The Bank of England left interest rates at 0.5 percent on Thursday, as signs of a slowdown in some of Britain’s main trading partners and weak domestic demand outweighed concerns about persistently high inflation.
And there was some good news on the inflation front on Friday.
The Bank’s May inflation attitudes survey showed that average public inflation expectations for the next 12 months fell for the first time since February 2009, dropping to 3.9 percent from 4.0 percent in the February 2011 survey.
The figures are likely to reassure the BoE that inflation expectations are not rising at a time when headline inflation has increased to a two-and-a-half year high of 4.5 percent, reducing the chances of an entrenched wages-price spiral.
Separate data from the ONS showed factory gate inflation eased in May, as manufacturers’ input costs fell at their fastest monthly pace in two years.
Producer output price inflation eased to 5.3 percent in May from an upwardly revised 5.5 percent in April.
Other figures on Friday also suggested the economy made a weak start to the second quarter after growing by just 0.5 percent in the first three months of this year.
Construction output, which was one of the biggest drags on growth in the first three months of this year, fell by 13.8 percent on the month in April, according to unadjusted data published by the ONS.
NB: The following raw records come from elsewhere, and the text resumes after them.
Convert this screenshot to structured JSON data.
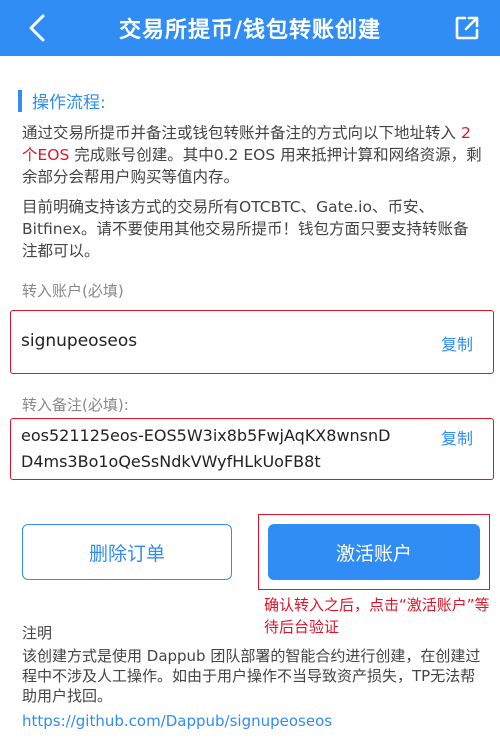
{
  "header": {
    "title": "交易所提币/钱包转账创建",
    "bg_color": "#2f8df5"
  },
  "section": {
    "title": "操作流程:"
  },
  "intro": {
    "before": "通过交易所提币并备注或钱包转账并备注的方式向以下地址转入 ",
    "highlight": "2个EOS",
    "after": " 完成账号创建。其中0.2 EOS 用来抵押计算和网络资源，剩余部分会帮用户购买等值内存。"
  },
  "support_text": "目前明确支持该方式的交易所有OTCBTC、Gate.io、币安、Bitfinex。请不要使用其他交易所提币！钱包方面只要支持转账备注都可以。",
  "account": {
    "label": "转入账户(必填)",
    "value": "signupeoseos",
    "copy_label": "复制"
  },
  "memo": {
    "label": "转入备注(必填):",
    "line1": "eos521125eos-EOS5W3ix8b5FwjAqKX8wnsnD",
    "line2": "D4ms3Bo1oQeSsNdkVWyfHLkUoFB8t",
    "copy_label": "复制"
  },
  "buttons": {
    "delete_label": "删除订单",
    "activate_label": "激活账户"
  },
  "annotation": "确认转入之后，点击“激活账户”等待后台验证",
  "note": {
    "title": "注明",
    "body": "该创建方式是使用 Dappub 团队部署的智能合约进行创建，在创建过程中不涉及人工操作。如由于用户操作不当导致资产损失，TP无法帮助用户找回。",
    "link": "https://github.com/Dappub/signupeoseos"
  },
  "colors": {
    "accent": "#2f8df5",
    "highlight_red": "#e0142a"
  }
}
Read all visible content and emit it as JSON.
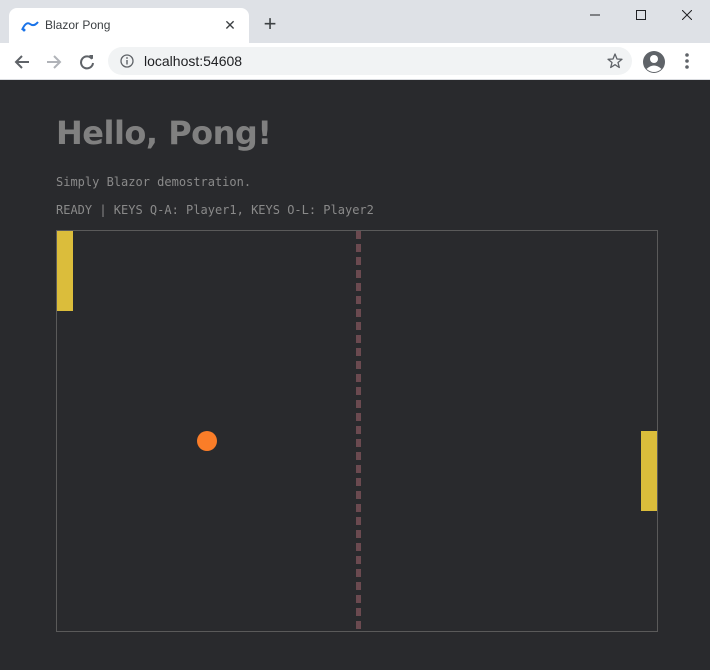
{
  "browser": {
    "tab": {
      "title": "Blazor Pong",
      "favicon": "blazor-icon"
    },
    "window_controls": {
      "minimize_icon": "minimize-icon",
      "maximize_icon": "maximize-icon",
      "close_icon": "close-icon"
    },
    "address_bar": {
      "url": "localhost:54608",
      "info_icon": "info-icon",
      "bookmark_icon": "star-icon"
    }
  },
  "page": {
    "title": "Hello, Pong!",
    "subtitle": "Simply Blazor demostration.",
    "status_line": "READY | KEYS Q-A: Player1, KEYS O-L: Player2"
  },
  "colors": {
    "background": "#292a2d",
    "paddle": "#dbbd3b",
    "ball": "#fa7d28",
    "net": "#6b4a50",
    "court_border": "#5a5a5a"
  }
}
The ONS did not quantify the impact of the extra holiday or the other one-off effects in April. But it said car manufacturers had been hit by supply chain disruptions caused by Japan’s earthquake and Tsunami in March. Record warm weather in April caused a sharp monthly drop in utilities output.
Editing by Ruth Pitchford/Toby Chopra